Posted on

Learn the Basics of Poker

Poker is a card game that requires skill, luck and bluffing to win. The game has many variations and rules but the basic principles are the same. Whether you play as a hobby or professionally, you can learn the game and improve your winning chances. To be a good poker player you need several skills, including discipline and perseverance. You also need to commit to smart game selection, choosing the limits and games that are most profitable for your bankroll and skill level. Lastly, you need to focus on improving your mental game. Being distracted or bored will degrade your ability to think and make decisions, which is essential for poker success.

The best way to start playing poker is with a free online poker room. These sites have a variety of games and are safe and convenient to use. In addition, they offer generous sign-up bonuses and rewards for regular players. They also provide excellent customer support and have multiple ways to contact them. In addition, you can practice your poker skills by playing against other users.
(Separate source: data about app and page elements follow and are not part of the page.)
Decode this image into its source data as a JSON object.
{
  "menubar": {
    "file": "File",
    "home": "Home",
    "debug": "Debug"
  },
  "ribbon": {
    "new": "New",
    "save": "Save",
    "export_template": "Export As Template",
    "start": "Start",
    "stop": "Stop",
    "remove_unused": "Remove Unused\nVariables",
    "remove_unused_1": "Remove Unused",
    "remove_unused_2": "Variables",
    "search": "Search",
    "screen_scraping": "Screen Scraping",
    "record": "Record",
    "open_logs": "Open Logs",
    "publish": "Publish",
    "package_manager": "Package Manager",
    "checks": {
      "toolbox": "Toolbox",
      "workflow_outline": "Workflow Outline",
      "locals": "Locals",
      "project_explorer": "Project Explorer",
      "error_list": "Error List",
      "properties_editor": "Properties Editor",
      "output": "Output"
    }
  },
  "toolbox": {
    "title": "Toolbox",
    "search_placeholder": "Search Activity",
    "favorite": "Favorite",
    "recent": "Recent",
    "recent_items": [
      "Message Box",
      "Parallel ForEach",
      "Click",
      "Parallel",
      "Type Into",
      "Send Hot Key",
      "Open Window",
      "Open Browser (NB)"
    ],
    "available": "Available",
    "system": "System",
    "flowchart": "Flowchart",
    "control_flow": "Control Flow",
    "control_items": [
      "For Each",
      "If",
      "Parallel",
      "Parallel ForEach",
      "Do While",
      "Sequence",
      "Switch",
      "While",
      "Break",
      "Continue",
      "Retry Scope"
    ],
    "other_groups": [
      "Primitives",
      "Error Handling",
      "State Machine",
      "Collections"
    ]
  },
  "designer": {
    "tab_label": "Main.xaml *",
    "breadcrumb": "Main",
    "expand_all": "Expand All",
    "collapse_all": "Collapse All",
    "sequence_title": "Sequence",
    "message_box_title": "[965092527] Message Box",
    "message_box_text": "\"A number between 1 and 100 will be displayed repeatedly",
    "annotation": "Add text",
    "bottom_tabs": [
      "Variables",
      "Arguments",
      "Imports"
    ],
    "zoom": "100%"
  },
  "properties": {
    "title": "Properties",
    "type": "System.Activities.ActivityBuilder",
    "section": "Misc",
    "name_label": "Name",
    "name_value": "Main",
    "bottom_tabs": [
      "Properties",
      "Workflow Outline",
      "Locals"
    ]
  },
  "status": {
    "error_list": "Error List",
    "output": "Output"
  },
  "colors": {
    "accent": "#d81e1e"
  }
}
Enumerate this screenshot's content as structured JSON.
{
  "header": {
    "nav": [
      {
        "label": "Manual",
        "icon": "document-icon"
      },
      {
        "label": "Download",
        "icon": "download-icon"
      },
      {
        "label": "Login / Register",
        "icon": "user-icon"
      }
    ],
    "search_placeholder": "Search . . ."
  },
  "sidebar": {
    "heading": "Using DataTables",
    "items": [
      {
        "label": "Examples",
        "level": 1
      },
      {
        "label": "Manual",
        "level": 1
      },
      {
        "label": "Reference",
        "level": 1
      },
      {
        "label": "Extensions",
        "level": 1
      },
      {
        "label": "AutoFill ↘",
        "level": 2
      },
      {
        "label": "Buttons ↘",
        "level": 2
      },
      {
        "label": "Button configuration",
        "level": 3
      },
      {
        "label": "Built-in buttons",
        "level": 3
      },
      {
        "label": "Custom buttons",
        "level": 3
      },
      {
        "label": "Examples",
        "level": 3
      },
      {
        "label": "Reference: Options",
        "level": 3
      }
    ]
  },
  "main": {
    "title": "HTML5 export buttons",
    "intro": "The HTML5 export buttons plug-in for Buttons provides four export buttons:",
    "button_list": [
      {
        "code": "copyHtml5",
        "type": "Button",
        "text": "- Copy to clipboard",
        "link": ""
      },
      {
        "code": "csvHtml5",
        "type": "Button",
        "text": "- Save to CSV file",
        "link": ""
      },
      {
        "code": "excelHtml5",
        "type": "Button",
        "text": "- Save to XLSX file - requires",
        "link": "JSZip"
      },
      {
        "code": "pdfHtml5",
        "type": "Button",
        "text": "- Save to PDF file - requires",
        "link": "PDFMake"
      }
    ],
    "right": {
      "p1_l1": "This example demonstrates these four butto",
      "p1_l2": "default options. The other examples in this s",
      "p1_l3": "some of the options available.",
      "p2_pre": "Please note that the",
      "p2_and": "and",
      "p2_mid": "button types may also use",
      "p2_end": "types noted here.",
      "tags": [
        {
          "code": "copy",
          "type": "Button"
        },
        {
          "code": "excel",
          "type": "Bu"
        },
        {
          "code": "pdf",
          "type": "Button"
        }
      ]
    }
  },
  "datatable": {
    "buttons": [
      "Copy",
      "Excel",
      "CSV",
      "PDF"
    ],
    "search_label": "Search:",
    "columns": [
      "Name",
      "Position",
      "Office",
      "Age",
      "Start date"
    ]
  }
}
In poker, you place a bet at the beginning of each hand in order to participate. This bet is either a forced bet (known as an ante) or a voluntary bet placed by the player. A raise is a bet made by a player that exceeds the previous player’s bet. A raise usually indicates a strong hand, and often induces other players to call or fold.

When you’re holding a strong starting hand, like a pair of Kings or Queens, it’s important to bet aggressively. Rookie players tend to check instead of raising, but you’ll get the most value out of your cards if you bet them. This forces weaker hands out of the pot and raises the overall value of your poker hand.

Bluffing is an essential part of the game and can be used to steal pots when your opponent has a poor hand. Unlike a pure betting strategy, bluffing is not always effective because it isn’t based on the strength of your hand. Instead, a successful bluff is based on your opponents’ read of your action. This can be achieved by studying your opponents’ betting patterns and reading their subtle physical tells.

When it comes to poker, there’s a risk associated with every reward, and this principle holds true in both life and business. Pursuing safety will often result in missing opportunities where a moderate amount of risk could yield a substantial reward. As a result, you should try to bet when you have a good hand and fold when you don’t. It’s also a good idea to avoid making large bets when you’re holding a bad hand.